So the story goes, he crushed his driver down the first only to lose his ball. It wasn’t exactly love at first sight.
Indeed Watson’s appreciation for links, despite winning the Open that year, would be a gradual conversion.
“I didn’t like links golf,” he recalled. “I didn’t like St Andrews at all when I played it in ‘78 for the first time – blind shots, bouncing everywhere, having to land the ball short at 6 to try and feel the way up the slope there and get it just in the flag position, just over the hill there. I didn’t like that.”
In full flow, Watson continued: “I really didn’t like that type of golf. You just couldn’t feel the weight and the more I played it, the more I understood you had to feel the weight of the shot.
“It’s not about yardage, it’s about feel.
“At the Open, I forget who hit the shot but he was in the rough at 16. It was uphill and he had to hit over a cross bunker. He hit a sand wedge and it was downwind. He landed it short of the green with a sand wedge, 30 yards short and the ball rolled onto the green another 30 feet – uphill with a sand wedge.

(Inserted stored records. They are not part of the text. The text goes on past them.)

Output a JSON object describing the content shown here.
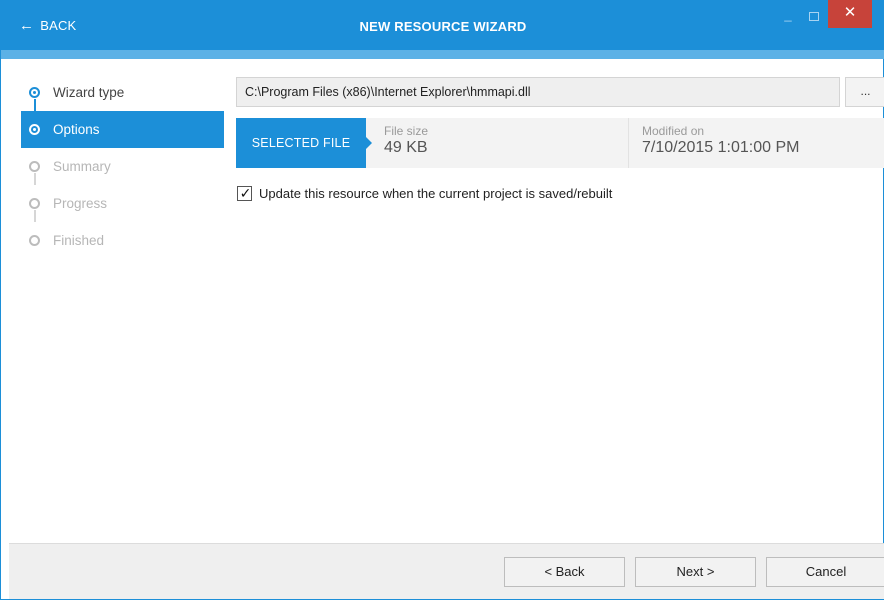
{
  "window": {
    "back_label": "BACK",
    "back_icon": "left-arrow-icon",
    "title": "NEW RESOURCE WIZARD",
    "minimize_icon": "minimize-icon",
    "maximize_icon": "maximize-icon",
    "close_icon": "close-icon",
    "close_glyph": "✕",
    "accent_color": "#1c8fd8",
    "close_color": "#c7433a"
  },
  "sidebar": {
    "steps": [
      {
        "label": "Wizard type",
        "state": "completed"
      },
      {
        "label": "Options",
        "state": "active"
      },
      {
        "label": "Summary",
        "state": "disabled"
      },
      {
        "label": "Progress",
        "state": "disabled"
      },
      {
        "label": "Finished",
        "state": "disabled"
      }
    ]
  },
  "file": {
    "path": "C:\\Program Files (x86)\\Internet Explorer\\hmmapi.dll",
    "browse_label": "...",
    "selected_label": "SELECTED FILE",
    "size_label": "File size",
    "size_value": "49 KB",
    "modified_label": "Modified on",
    "modified_value": "7/10/2015 1:01:00 PM"
  },
  "options": {
    "update_checkbox_label": "Update this resource when the current project is saved/rebuilt",
    "update_checked": true
  },
  "footer": {
    "back_button": "< Back",
    "next_button": "Next >",
    "cancel_button": "Cancel"
  }
}
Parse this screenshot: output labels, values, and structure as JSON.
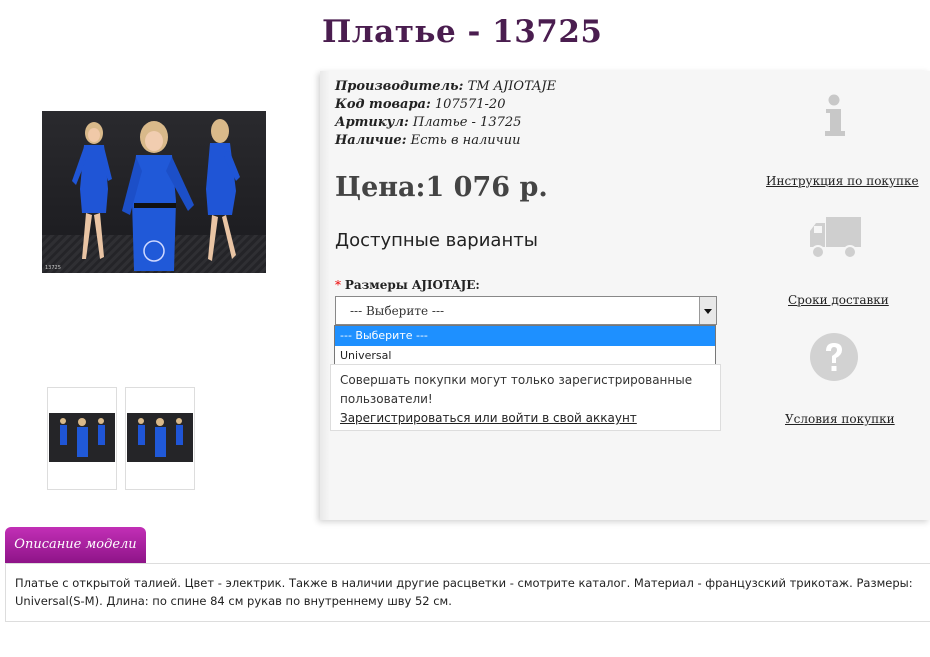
{
  "product": {
    "title": "Платье - 13725",
    "manufacturer_label": "Производитель:",
    "manufacturer_value": "ТМ AJIOTAJE",
    "code_label": "Код товара:",
    "code_value": "107571-20",
    "article_label": "Артикул:",
    "article_value": "Платье - 13725",
    "availability_label": "Наличие:",
    "availability_value": "Есть в наличии",
    "price": "Цена:1 076 р."
  },
  "options": {
    "heading": "Доступные варианты",
    "required_mark": "*",
    "size_label": "Размеры AJIOTAJE:",
    "selected": "--- Выберите ---",
    "items": [
      "--- Выберите ---",
      "Universal"
    ]
  },
  "login": {
    "message": "Совершать покупки могут только зарегистрированные пользователи!",
    "link": "Зарегистрироваться или войти в свой аккаунт"
  },
  "side": {
    "instruction": "Инструкция по покупке",
    "delivery": "Сроки доставки",
    "conditions": "Условия покупки"
  },
  "tabs": {
    "description_tab": "Описание модели"
  },
  "description": {
    "text": "Платье с открытой талией. Цвет - электрик. Также в наличии другие расцветки - смотрите каталог. Материал - французский трикотаж. Размеры: Universal(S-M). Длина: по спине 84 см рукав по внутреннему шву 52 см."
  },
  "colors": {
    "title": "#4a1d4f",
    "dress": "#1f55d6",
    "tab": "#a81c9e",
    "highlight": "#1e90ff"
  },
  "icons": [
    "info-icon",
    "truck-icon",
    "question-icon",
    "chevron-down-icon"
  ]
}
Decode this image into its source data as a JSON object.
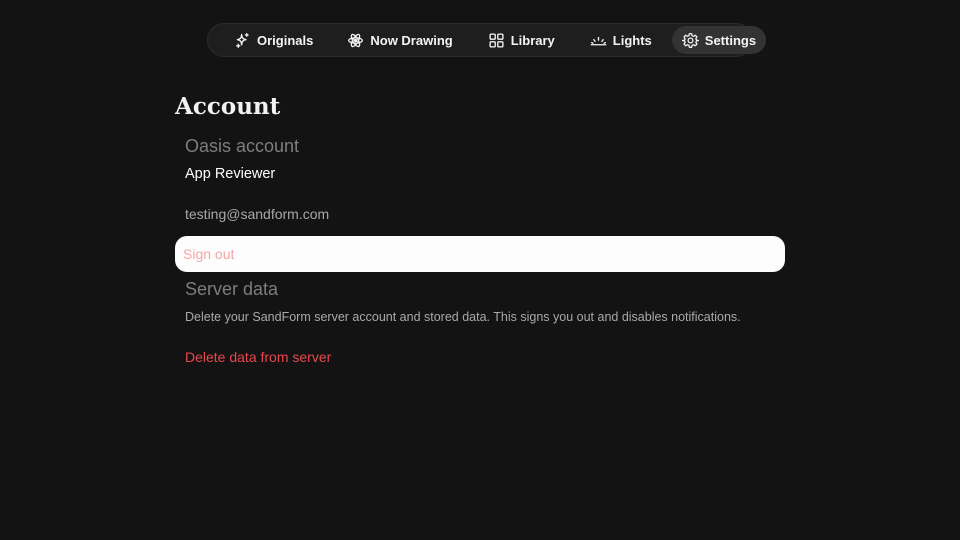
{
  "tabs": [
    {
      "id": "originals",
      "label": "Originals",
      "icon": "sparkles-icon"
    },
    {
      "id": "now_drawing",
      "label": "Now Drawing",
      "icon": "atom-icon"
    },
    {
      "id": "library",
      "label": "Library",
      "icon": "grid-icon"
    },
    {
      "id": "lights",
      "label": "Lights",
      "icon": "sunrise-icon"
    },
    {
      "id": "settings",
      "label": "Settings",
      "icon": "gear-icon",
      "active": true
    }
  ],
  "account": {
    "heading": "Account",
    "oasis_label": "Oasis account",
    "name": "App Reviewer",
    "email": "testing@sandform.com",
    "sign_out_label": "Sign out"
  },
  "server": {
    "heading": "Server data",
    "description": "Delete your SandForm server account and stored data. This signs you out and disables notifications.",
    "delete_label": "Delete data from server"
  },
  "colors": {
    "background": "#131313",
    "tab_bar": "#1e1e1e",
    "active_tab": "#333333",
    "danger": "#e8474d",
    "sign_out_text": "#f3a5a8"
  }
}
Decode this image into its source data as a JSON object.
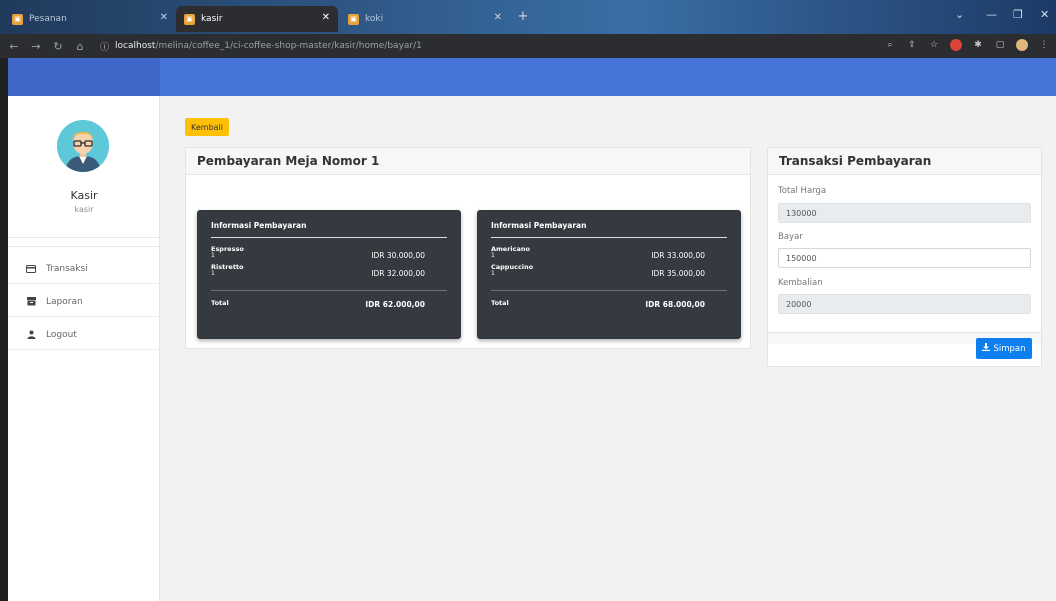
{
  "browser": {
    "tabs": [
      {
        "title": "Pesanan",
        "active": false
      },
      {
        "title": "kasir",
        "active": true
      },
      {
        "title": "koki",
        "active": false
      }
    ],
    "url_host": "localhost",
    "url_path": "/melina/coffee_1/ci-coffee-shop-master/kasir/home/bayar/1"
  },
  "sidebar": {
    "user_name": "Kasir",
    "user_role": "kasir",
    "items": [
      {
        "label": "Transaksi",
        "icon": "card-icon"
      },
      {
        "label": "Laporan",
        "icon": "inbox-icon"
      },
      {
        "label": "Logout",
        "icon": "user-icon"
      }
    ]
  },
  "main": {
    "back_label": "Kembali",
    "payment_title": "Pembayaran Meja Nomor 1",
    "orders": [
      {
        "title": "Informasi Pembayaran",
        "items": [
          {
            "name": "Espresso",
            "qty": "1",
            "price": "IDR 30.000,00"
          },
          {
            "name": "Ristretto",
            "qty": "1",
            "price": "IDR 32.000,00"
          }
        ],
        "total_label": "Total",
        "total_value": "IDR 62.000,00"
      },
      {
        "title": "Informasi Pembayaran",
        "items": [
          {
            "name": "Americano",
            "qty": "1",
            "price": "IDR 33.000,00"
          },
          {
            "name": "Cappuccino",
            "qty": "1",
            "price": "IDR 35.000,00"
          }
        ],
        "total_label": "Total",
        "total_value": "IDR 68.000,00"
      }
    ]
  },
  "transaction": {
    "title": "Transaksi Pembayaran",
    "total_label": "Total Harga",
    "total_value": "130000",
    "pay_label": "Bayar",
    "pay_value": "150000",
    "change_label": "Kembalian",
    "change_value": "20000",
    "save_label": "Simpan"
  },
  "colors": {
    "topbar": "#4674d8",
    "kembali_button": "#ffc107",
    "simpan_button": "#0d7ff0",
    "dark_card": "#343a40"
  }
}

“Now, how do you feel that? You normally hit a sand wedge and it stops and backs up. He had to feel that shot to roll it out of the rough, with not a lot of spin. He had to feel how far that ball was going to roll. That’s the element of a great links player.
“How can you feel that type of distance? It is all about distance control. American golf is pretty simple. Your distance is usually pretty spot on and you can usually stop the ball quickly. Over here you can’t and that’s what the secret is – know your distances.”
Prior to the Open, Watson flew into Scotland for a “true links” experience – a gathering of close family and friends at some of the country’s most venerable links: Royal Dornoch, Nairn, Castle Stuart and Brora.
No cameras, no publicity – just a golfer, and his pals, enjoying a knock. It’s hard to think of a more romantic golfing image.
“We flew in from Inverness, went up to the north and just had a marvellous time.
“Brora was a wonderful links golf course. I had a very difficult time with it.
“Playing the incoming nine downwind was really tough for me. I couldn’t keep the ball on the greens. I think I hit one green in regulation coming in and shot 76.
“My caddie Ron is looking at me, ‘Huh? This guy is supposed to be good.’ I’d like to play it again. I’d like to challenge it again. But it was very good.
“The condition of all the courses we played were great but that day, when we played Brora, was my favourite day. We came back and ate dinner, at Dornoch.
“This is about 5.30pm and I organised with the pro there if we could go out and play some foursomes golf with eight of us.
“We teed off about 7pm and I got my trolley, and my bag, and I’m pushing it.
“Everyone else is carrying. We go out there on the first hole. We end up playing the first six and the last six – beautiful day, cloudless, no wind. “It was just delightful to play.”